Ruiz’s protagonists prove that it is not easy to distinguish between life’s pleasures and pains, especially when the assertion of Rican existence seems to always—and perhaps necessarily—involve the display of both at once. In Rivera’s work—which in the fourth chapter Ruiz seeks to place in conversation with artists such as Ana Mendieta, Félix González-Torres, and Nao Bustamante, among others—we are presented with what Ruiz calls “an existentialist archive” that is Brown, Rican, and queer (137). Its queerness, for Ruiz, seems to lie in its commitment to an anticlimactic endurance that examines “the torment and the pleasure of existence” beyond the cis-heteronormative impulse toward completion (142). Ruiz focuses on several performances for video from 2002 in which Rivera exaggerates both violent and quotidian practices—bashing his face, crying, gagging, breathing—to the point of obsession. There is no winding down, as in Colo’s Superman 51, no misogynist fantasy as with Pietri’s Gentleman, and no suicide note, Lebrón’s indication of an end in sight.
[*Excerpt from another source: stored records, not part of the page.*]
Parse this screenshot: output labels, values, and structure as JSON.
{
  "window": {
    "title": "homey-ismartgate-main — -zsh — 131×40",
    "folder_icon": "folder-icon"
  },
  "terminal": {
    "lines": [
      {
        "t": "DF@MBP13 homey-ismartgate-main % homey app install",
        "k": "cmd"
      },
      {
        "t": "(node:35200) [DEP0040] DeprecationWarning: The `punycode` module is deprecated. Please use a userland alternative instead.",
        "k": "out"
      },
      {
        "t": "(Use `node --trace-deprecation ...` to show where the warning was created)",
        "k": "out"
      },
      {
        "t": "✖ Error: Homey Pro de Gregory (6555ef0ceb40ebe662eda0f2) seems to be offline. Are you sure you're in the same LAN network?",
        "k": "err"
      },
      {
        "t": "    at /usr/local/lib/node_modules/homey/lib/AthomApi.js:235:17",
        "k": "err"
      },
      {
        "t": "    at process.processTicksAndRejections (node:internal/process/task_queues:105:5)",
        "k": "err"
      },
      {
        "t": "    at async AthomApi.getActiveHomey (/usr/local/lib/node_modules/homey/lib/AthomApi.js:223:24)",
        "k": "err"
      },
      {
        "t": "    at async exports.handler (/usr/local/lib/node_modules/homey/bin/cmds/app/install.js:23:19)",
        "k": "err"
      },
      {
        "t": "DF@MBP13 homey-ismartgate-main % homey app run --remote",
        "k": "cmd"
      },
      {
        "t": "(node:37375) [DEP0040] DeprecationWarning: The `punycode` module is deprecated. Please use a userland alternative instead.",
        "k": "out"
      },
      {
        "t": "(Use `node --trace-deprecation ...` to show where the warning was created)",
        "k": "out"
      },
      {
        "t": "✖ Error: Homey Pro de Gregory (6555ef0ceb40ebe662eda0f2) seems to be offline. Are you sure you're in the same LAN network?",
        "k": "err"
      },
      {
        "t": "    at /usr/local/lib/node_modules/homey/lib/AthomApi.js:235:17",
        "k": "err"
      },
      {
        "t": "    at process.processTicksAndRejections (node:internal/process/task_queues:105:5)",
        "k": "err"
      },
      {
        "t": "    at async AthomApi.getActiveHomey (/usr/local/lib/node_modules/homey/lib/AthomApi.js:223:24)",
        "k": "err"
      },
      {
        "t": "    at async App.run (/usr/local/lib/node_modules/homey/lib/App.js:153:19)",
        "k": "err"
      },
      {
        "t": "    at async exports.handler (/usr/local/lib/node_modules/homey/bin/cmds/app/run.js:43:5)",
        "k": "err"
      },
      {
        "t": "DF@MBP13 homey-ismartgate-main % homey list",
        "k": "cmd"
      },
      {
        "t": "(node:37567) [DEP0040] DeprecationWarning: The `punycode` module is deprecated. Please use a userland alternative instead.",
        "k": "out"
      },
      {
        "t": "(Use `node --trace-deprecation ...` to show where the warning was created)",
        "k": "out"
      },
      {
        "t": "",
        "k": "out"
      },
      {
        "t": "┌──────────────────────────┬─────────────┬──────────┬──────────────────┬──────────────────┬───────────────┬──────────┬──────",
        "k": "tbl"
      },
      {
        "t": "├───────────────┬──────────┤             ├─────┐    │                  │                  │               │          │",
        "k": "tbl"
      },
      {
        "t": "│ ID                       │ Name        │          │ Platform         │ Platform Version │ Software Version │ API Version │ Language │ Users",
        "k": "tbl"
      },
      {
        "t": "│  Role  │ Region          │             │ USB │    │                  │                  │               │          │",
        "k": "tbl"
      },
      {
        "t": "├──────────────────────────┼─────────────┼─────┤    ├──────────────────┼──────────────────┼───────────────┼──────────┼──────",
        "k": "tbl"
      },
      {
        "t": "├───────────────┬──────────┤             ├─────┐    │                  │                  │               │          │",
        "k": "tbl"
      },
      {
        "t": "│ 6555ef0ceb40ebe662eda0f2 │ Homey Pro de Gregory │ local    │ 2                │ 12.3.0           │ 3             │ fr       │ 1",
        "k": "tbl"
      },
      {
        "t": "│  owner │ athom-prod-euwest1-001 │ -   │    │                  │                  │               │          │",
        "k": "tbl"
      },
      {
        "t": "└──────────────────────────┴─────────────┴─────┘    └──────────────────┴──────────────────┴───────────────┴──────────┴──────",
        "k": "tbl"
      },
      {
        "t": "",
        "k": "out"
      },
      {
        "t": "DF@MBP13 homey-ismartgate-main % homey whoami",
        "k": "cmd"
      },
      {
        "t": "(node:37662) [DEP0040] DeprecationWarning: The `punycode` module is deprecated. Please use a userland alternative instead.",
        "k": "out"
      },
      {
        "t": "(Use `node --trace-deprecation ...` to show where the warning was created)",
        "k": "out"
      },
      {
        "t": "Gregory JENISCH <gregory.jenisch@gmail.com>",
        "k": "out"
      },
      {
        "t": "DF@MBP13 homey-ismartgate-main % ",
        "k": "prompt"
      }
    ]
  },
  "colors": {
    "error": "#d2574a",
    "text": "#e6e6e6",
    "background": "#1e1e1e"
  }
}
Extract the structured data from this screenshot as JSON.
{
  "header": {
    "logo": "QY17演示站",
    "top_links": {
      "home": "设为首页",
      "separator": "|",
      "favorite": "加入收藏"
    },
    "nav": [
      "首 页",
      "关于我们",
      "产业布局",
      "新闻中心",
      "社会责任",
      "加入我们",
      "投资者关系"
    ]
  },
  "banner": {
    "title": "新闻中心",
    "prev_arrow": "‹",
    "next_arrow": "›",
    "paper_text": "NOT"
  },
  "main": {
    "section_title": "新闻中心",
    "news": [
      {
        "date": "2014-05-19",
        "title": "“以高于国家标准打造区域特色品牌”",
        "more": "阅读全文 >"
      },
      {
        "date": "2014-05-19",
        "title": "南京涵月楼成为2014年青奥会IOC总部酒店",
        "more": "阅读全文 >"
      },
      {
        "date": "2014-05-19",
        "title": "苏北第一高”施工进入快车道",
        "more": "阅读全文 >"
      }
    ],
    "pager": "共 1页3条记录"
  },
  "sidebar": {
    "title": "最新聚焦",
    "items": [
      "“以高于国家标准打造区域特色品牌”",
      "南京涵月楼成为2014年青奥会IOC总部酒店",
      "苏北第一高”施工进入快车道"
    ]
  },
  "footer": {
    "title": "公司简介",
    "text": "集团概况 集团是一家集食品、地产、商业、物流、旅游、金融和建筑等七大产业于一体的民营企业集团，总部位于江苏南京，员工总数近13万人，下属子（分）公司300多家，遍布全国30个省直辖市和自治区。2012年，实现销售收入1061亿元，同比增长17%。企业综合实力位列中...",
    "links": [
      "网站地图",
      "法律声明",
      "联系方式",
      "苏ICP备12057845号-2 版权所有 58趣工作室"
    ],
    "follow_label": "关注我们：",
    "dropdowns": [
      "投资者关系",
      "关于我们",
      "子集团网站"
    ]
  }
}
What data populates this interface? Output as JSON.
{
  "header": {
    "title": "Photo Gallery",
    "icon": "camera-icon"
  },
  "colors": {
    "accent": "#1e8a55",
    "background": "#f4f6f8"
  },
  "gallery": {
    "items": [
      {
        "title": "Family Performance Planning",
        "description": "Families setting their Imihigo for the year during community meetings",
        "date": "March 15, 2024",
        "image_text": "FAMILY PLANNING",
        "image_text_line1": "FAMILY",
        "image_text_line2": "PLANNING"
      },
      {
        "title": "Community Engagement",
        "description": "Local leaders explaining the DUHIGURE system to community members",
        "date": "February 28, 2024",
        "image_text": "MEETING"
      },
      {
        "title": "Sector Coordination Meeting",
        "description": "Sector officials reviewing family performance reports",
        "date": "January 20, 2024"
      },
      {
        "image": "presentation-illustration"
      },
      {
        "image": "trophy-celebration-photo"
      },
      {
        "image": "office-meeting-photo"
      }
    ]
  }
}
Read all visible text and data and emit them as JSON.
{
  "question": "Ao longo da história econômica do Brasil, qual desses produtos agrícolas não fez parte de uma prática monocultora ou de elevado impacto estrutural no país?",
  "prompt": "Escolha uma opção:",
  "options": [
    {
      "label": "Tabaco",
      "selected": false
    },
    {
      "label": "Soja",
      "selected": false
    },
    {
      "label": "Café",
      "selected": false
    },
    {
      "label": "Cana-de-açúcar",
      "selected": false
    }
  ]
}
Instead, Rivera keeps tempo, “holding himself and the viewer captive” (180).3 We find ourselves holding our breath, getting nauseous, or shedding a tear, mirroring Rivera’s sensations without guaranteed relief.

Echoing her subjects’ evasion of fixed categories, Ruiz does not seek a stable definition of Ricanness. Instead, she presents us with “holes in the construction of a Rican completion” (170)—holes that are not meant to be mended but instead to proliferate, proving that what humanity shares is not stability but the tendency to overindulge, to overdo it. There is a reason why the New Yorker laughs at the tourist’s faith in the glitching arrivals screen. To wait on the platform is to enter a state of instability where we can laugh just as easily as we can cry, and where a lack of external control might somehow intensify internal control. Ricanness suggests that this uncertain state—a collectively held breath—is where anticolonial being can be found and fostered.


Angela H. Brown (she/they) is a PhD candidate in the Department of Art and Archaeology at Princeton University. Her writing has appeared in the Journal of French and Francophone Philosophy and e-flux architecture, among other platforms. 

[1] Ruiz notes that in ADÁL’s photographs, the bathwater stands in for the ocean itself, connecting and separating islands and peoples, but that it also prefigures the floods of Hurricane Maria and the rising sea levels that threaten to swallow Puerto Rico altogether. ADÁL’s series is thus an effective way for Ruiz to introduce how her subsequent chapters grapple with (and sometimes collapse) short and long temporal durations, seeking a political velocity that lies between what she describes as the speed of emergency time and the slowness of historical time.

[2] Ruiz’s analyses here expand on those of José Esteban Muñoz in Disidentifications: Queers of Color and the Performance of Politics (Minneapolis: University of Minnesota Press, 1999).

[3] See Douglas Crimp on Andy Warhol’s 1964 short film Blow Job, which shows the face of a man being fellated, his expressions indicating pleasure but never climax or “completion.” Douglas Crimp, Our Kind of Movie”: The Films of Andy Warhol (Cambridge, MA: MIT Press, 2014), chap. 1 and addendum.